◆ Problem description
From the records below, copy out each line that has the word "Website".

Interface dataset entries

======

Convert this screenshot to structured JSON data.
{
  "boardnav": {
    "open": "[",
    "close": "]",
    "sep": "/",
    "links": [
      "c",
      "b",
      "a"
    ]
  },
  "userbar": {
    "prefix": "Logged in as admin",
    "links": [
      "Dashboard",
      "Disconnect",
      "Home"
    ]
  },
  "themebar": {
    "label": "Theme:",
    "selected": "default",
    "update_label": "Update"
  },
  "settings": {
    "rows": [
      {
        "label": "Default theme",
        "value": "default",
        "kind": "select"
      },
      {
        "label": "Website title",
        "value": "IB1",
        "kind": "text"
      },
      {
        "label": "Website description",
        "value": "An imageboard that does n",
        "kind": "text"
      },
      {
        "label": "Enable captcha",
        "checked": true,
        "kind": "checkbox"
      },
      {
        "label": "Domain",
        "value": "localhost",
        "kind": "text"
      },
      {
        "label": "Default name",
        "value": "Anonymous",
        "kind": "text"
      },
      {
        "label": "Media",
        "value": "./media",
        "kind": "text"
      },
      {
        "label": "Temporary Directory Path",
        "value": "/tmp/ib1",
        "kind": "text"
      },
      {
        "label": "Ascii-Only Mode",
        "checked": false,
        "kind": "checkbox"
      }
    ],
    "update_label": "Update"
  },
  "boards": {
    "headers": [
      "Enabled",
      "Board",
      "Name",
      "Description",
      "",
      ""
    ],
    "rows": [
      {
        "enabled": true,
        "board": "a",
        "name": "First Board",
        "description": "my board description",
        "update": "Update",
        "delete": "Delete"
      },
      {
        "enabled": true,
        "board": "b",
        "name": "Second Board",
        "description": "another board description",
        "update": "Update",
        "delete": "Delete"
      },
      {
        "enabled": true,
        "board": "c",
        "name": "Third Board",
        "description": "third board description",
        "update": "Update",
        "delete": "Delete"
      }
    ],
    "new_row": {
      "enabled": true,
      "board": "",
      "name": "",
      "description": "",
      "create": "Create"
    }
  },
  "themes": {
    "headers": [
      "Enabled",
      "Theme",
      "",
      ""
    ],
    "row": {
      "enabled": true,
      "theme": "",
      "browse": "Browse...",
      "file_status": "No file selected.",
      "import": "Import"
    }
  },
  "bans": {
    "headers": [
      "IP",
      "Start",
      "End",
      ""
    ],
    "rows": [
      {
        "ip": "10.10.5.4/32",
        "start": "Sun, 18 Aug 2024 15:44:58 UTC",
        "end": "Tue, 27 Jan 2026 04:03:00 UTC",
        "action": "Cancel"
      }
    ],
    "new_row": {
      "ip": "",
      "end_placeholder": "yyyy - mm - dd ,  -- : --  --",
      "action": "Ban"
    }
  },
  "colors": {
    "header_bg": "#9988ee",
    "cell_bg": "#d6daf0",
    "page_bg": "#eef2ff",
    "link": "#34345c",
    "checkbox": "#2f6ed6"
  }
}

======

◆ Response to the exercise
        "label": "Website title",
        "label": "Website description",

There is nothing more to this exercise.